It all a started with James Brown, the legendary soul singer and master showman. It was at one of his concerts that a very young Charles Bradley saw his musical destiny. But Mr. Bradley’s rise to the top was a long, weary road. After being abandoned by his mother as an infant and raised by his grandmother, Mr. Bradley ran away as a teen. For years he drifted from town to town, working odd jobs.
Mr. Bradley ended up working as a James Brown impersonator billed as “Black Velvet.” Soon he was discovered by Daptone Records co-founder Gabriel Roth, and the rest is history. His debut album came out until 2011 when Mr. Bradley was the ripe old age of 63. A critically acclaimed documentary, “Soul of America,” followed, as well as two more albums, “Victim of Love” (2013) and “Changes” (2016).
The deeply introspective and somewhat weary, 67-year-old singer talked to us in advance of his District show at the 9:30 Club Thursday. He discussed the magic of James Brown, why he covered Black Sabbath and what brings him joy in a deeply sad world.
Question: What happened the first time you saw James Brown live?
Answer: I said, “Wow! That’s what I wanna be.” I was 14 years old. There was just something about James Brown that was electrifying. He put everything into it. That’s what I learned about doing it. If you’re gonna do something, you gotta put everything into it.
Q: Are you the same way when you perform live?
A: Yes. The people come to see me. You know, I gotta really give them my best, give them something to talk about. When you’re giving it and you know you’re giving it and they are loving it — oh man. That makes me wanna dig deep and find more.
Q: Tell me about the your career as a James Brown impersonator.
A: After I saw him at the Apollo, I said, “I wanna do something like that.” It took time, but from that day I knew I wanted to do James Brown. And I know about 48 of his songs now.
Somebody wants to give me a booking to do a whole show of James Brown, because there is nobody who can get it. And I know James Brown from my deepest of soul. I always know when you do James Brown, you gotta put it out. You can’t imitate it.
Q: Did you ever meet Mr. Brown?
A: Met him in San Francisco at a club I was working as chef at. He came out of his dressing room and stood behind the curtain. I stood there and talked with him for a few minutes. I said, “James, man give me a break. I been looking for a break for a long time.” He said, “Young man, looking at you, I know you got showmanship. But you’re not gonna get on my stage and take my show.”
He told me to go to New York, to The Apollo.
Q: Why has it taken you this long to find success?
A: Because I was just too honest. People don’t like honest. I always have spoken the truth.

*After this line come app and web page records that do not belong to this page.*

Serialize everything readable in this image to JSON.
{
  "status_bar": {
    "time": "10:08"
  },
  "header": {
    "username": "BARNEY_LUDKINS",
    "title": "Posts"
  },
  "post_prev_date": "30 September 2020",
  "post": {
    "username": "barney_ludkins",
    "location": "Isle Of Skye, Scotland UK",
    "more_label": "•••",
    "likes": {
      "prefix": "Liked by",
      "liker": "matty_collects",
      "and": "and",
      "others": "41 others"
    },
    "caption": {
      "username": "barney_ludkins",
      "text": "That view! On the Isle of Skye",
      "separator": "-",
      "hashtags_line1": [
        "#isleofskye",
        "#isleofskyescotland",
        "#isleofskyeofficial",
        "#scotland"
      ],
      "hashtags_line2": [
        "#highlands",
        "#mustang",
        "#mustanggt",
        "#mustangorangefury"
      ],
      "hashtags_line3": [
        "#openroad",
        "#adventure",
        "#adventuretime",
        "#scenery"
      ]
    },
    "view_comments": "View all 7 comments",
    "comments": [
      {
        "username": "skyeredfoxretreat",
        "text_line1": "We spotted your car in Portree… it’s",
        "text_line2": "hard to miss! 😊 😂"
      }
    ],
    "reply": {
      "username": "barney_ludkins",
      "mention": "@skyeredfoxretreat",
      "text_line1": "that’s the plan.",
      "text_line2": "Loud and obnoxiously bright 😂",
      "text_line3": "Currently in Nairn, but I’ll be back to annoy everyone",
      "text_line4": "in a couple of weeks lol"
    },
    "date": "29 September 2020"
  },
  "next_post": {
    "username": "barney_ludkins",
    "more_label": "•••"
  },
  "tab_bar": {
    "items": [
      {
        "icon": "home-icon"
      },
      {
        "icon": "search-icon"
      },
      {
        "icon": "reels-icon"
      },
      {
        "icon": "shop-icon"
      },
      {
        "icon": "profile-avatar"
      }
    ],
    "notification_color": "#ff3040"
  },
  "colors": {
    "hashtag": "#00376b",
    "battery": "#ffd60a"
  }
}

Back in those days you had to be quiet and grit your teeth. I couldn’t always do that. Now I don’t worry. At my age, what have I got to lose? Now my honesty works for me.
Q: Do you appreciate that success because it came to you so late in life?
A: It’s bittersweet. Be careful what you ask God for. It came up too abundantly. And lately it’s a constant. More, more and more. I wish he would have gave it to me when I was younger. It would have been easier. I’m enjoying it. It made me open up a little more to life.
Q: What is the best part of touring?
A: The best part is meeting people and talking to people. A lot of things I have been through, they’ve been through a lot of deepness too.
Q: There is so much pain in your voice when you sing. Does all the pain you’ve been through in life make you a better singer?
A: It hurts, but it makes the world really feel my depths. Lets them know my trails and tribulations. I’m still holding on, and they still show me love. That’s what I get from sharing the pain: the love of the world. People ask me over and over, “How did you keep going through all the stuff?” The anger. The hurt. The pain. If I didn’t have religion and love inside me, I would be in a jail or a gravesite now.
Q: Do you ever see a time where you’ll stop singing?
A: It hurts sometimes. The body says, no but the brain says yes. I look at my past, where I’ve been, and I don’t want to go back. Like my pastor said, “Son, keep on pressing your way forward.”
Q: Your latest CD is “Changes.” Why did you decide to cover a Black Sabbath song as the title track?
A: I had never heard of that song or knew who that guy was. Tommy Brenneck, he brought that to me. I looked at the lyrics and said no. Then I was going through depression after losing my mom. One part of that song stuck to me. The last three lines: “It took some time to realize, I still hear her last goodbye. Now all my days have turned to tears. I wish I could go back and change these years.”
That stuck. It got into my depths. Got inside me. Every time I sing that song, I get very emotional.
Charles Bradley plays the 9:30 Club Thursday. Tickets are $25 by going to 930.com.